  • For the 0.070mm resolution, the build volume is 150 x 85 x 170mm, and for the 0.110mm resolution, the build volume is 120 x 90 x 170mm. 
  • Includes a “clean set”, which is a set of tools to post-process the prints, and custom-designed software to operate the M-ONE.

In this image, you can clearly see the very fine results achieved by this machine. 

All this can be yours for as low as USD$1,999, a price point slightly less expensive than some competing resin-based desktop 3D printers. 

One item that’s not included with this printer is the DLP projector itself, which is used to selectively shine pixels on the bottom of the resin tray to create solidified layers.
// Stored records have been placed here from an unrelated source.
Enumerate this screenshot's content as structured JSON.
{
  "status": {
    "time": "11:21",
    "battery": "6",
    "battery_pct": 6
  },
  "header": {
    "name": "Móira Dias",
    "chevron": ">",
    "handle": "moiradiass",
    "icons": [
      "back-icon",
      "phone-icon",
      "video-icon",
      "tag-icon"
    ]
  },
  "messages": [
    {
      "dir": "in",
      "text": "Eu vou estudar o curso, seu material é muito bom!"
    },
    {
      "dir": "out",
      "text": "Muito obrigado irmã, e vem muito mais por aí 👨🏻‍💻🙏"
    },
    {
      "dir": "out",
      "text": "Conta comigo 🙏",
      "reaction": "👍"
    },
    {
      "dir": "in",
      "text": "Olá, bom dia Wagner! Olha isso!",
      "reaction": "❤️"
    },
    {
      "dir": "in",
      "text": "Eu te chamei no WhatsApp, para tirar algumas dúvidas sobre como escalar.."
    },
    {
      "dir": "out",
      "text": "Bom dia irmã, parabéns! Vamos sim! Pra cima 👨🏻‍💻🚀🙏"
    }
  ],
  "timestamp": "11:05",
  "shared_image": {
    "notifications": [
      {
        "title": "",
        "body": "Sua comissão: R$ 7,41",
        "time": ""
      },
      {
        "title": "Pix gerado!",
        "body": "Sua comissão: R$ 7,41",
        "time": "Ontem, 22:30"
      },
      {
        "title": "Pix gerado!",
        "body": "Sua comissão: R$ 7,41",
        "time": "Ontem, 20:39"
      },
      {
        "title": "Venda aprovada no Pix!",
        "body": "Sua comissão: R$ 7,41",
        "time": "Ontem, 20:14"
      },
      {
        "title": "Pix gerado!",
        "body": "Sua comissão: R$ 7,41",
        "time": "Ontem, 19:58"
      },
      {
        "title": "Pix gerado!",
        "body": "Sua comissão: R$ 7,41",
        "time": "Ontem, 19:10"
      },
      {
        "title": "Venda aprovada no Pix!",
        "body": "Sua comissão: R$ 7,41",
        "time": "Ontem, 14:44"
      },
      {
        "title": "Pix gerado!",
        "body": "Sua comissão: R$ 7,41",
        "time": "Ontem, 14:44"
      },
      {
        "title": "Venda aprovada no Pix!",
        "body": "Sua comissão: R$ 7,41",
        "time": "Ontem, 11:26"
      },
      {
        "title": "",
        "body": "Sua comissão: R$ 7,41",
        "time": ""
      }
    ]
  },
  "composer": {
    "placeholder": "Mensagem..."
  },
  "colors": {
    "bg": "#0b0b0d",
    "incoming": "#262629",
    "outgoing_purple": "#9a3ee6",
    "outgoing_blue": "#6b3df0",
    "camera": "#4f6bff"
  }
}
According to MakeX’s website, that’s  going to cost you another USD$400, making the true price USD$2,399. That’s still quite a good price for a resin-based 3D printer. 

The catch mentioned above is that the 0.07mm resolution is only achievable if you use attach the special high-resolution DLP projector, which sells for USD$1,500 – and is available only in China. It’s likely this particular projector is not certified for use outside China. Nevertheless, for those in other regions, the 0.110mm version will certainly print highly accurate objects and you may even have a suitable DLP projector on hand, too. 

Via MakeX

By Kerry Stevenson

Kerry Stevenson, aka "General Fabb" has written over 8,000 stories on 3D printing at Fabbaloo since he launched the venture in 2007, with an intention to promote and grow the incredible technology of 3D printing across the world. So far, it seems to be working!